/file (END)

Now, we can see all four non-printable characters, including ^I for the tab, ^H for the backspace, and ^M for the carriage return. To be clear, -u (–underline-special) takes care of backspaces and carriage returns, while -U (–UNDERLINE-SPECIAL) handles the rest.

What is less substituting these normally hidden special characters with?

5. Special Character Notation

In fact, the cat manual specifies the -v (–show-nonprinting) flag, which uses the same ^ and M- notations we saw above.

To see all characters and how they are replaced, we can use perl and cat:

$ perl -e 'for(my $c = 0; $c < 256; $c++) {  print(sprintf("%c is %d %x\n", $c, $c, $c)); }' | cat --show-nonprinting
^@ is 0 0
^A is 1 1
^B is 2 2
^C is 3 3
M-^] is 157 9d
M-^^ is 158 9e

In short, the above perl script goes through all 255 codes of the ASCII table and prints each as a character, a decimal code, and a hexadecimal code. Passing this output through cat –show-nonprinting, the characters are replaced with their notation, and we can see the correspondence.

6. Summary

In this article, we saw how less could show special characters, as well as the notation it uses to do so.

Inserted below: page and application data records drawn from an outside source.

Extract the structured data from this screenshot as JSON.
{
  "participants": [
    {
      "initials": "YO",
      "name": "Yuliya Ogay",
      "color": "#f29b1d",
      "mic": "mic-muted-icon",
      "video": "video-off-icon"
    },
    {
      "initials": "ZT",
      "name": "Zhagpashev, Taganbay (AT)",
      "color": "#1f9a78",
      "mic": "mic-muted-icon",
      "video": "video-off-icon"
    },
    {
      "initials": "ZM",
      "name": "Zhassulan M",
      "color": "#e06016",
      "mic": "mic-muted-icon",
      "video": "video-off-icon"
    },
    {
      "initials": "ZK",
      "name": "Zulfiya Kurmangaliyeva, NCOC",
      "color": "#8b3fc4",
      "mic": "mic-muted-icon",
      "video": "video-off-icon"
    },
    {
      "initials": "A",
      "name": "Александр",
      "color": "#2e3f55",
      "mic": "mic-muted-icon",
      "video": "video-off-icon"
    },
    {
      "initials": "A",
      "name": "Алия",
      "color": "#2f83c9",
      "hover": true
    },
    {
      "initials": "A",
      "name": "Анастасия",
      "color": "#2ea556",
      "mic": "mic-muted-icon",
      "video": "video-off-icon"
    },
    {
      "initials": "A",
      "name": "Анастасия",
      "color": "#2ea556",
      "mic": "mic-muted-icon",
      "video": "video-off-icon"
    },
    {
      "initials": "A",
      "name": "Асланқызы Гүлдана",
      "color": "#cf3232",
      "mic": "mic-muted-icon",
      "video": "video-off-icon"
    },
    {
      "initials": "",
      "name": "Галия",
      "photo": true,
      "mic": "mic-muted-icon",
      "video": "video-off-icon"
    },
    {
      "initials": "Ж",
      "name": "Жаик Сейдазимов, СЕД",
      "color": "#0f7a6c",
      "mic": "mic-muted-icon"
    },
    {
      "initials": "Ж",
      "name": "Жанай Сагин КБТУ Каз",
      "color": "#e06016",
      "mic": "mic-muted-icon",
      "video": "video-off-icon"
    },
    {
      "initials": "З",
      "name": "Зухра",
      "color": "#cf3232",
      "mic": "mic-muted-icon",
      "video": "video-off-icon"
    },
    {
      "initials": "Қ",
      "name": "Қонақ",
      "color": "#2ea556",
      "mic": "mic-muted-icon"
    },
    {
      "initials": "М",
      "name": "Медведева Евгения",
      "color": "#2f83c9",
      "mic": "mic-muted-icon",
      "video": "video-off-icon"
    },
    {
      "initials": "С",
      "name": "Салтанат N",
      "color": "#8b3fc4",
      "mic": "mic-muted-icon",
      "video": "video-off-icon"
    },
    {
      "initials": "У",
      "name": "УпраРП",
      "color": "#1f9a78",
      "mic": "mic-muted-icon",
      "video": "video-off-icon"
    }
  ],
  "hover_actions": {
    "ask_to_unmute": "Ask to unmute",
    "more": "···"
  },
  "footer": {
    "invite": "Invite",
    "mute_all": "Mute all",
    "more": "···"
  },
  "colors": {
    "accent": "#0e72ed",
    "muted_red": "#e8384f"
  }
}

In conclusion, there are many tools to display non-ASCII and non-printable characters, and less is among the more convenient.